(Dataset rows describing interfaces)
**********

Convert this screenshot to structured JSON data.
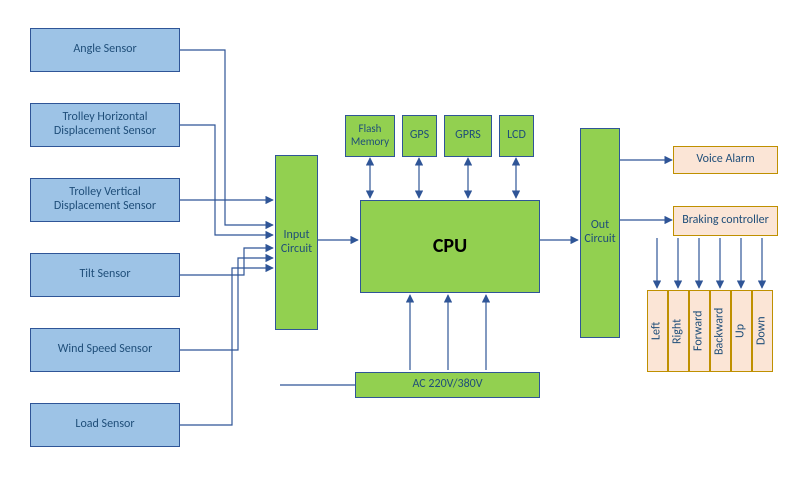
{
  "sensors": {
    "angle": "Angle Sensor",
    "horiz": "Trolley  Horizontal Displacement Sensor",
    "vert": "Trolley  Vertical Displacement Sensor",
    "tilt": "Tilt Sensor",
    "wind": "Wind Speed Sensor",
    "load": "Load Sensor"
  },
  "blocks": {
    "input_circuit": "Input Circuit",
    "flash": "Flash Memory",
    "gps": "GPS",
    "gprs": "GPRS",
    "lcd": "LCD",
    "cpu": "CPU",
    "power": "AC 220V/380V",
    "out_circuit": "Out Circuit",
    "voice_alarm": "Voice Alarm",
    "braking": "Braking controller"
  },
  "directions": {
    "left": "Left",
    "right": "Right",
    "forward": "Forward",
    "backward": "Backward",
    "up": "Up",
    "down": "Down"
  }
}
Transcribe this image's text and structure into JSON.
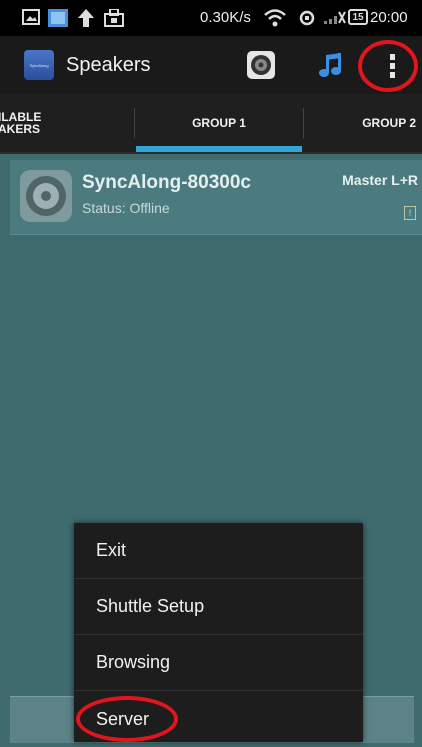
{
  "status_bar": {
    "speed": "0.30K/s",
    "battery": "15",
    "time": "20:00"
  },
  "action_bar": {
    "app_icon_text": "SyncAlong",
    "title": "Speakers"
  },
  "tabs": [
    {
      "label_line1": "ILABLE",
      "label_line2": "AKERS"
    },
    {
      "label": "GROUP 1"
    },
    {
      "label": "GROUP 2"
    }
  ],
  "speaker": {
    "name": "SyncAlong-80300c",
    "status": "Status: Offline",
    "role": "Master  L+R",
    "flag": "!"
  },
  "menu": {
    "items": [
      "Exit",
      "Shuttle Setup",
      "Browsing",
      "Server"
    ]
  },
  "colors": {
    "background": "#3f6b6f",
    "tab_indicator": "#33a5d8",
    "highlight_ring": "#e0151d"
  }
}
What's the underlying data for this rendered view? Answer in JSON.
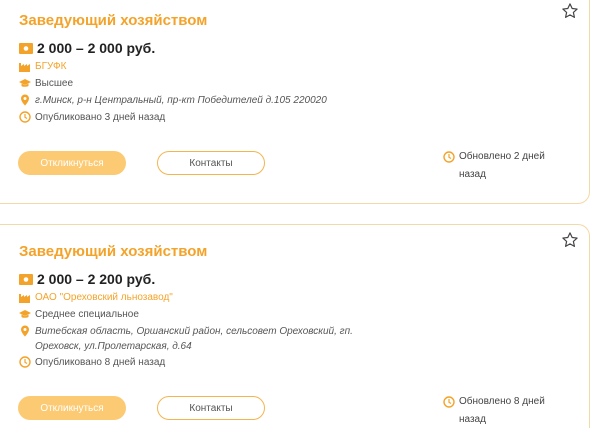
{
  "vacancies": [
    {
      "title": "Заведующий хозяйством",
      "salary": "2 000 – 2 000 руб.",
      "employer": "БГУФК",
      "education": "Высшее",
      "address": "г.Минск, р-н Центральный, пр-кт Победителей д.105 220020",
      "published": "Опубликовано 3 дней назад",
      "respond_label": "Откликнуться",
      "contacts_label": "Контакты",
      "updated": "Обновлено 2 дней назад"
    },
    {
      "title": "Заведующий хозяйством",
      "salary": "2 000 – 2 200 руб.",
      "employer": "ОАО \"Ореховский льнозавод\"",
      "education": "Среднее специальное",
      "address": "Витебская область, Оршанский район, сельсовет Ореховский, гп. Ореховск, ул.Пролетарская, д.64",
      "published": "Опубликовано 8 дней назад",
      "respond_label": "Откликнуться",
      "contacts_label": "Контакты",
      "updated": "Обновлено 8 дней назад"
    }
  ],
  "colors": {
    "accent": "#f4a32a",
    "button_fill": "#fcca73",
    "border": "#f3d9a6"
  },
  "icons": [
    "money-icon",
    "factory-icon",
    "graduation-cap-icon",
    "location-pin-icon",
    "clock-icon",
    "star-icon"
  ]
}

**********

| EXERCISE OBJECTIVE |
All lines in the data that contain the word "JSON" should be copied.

| SOLUTION TO THIS EXERCISE |
Convert this screenshot to structured JSON data.
Transcribe this image's text and structure into JSON.
What's the underlying data for this rendered view? Answer in JSON.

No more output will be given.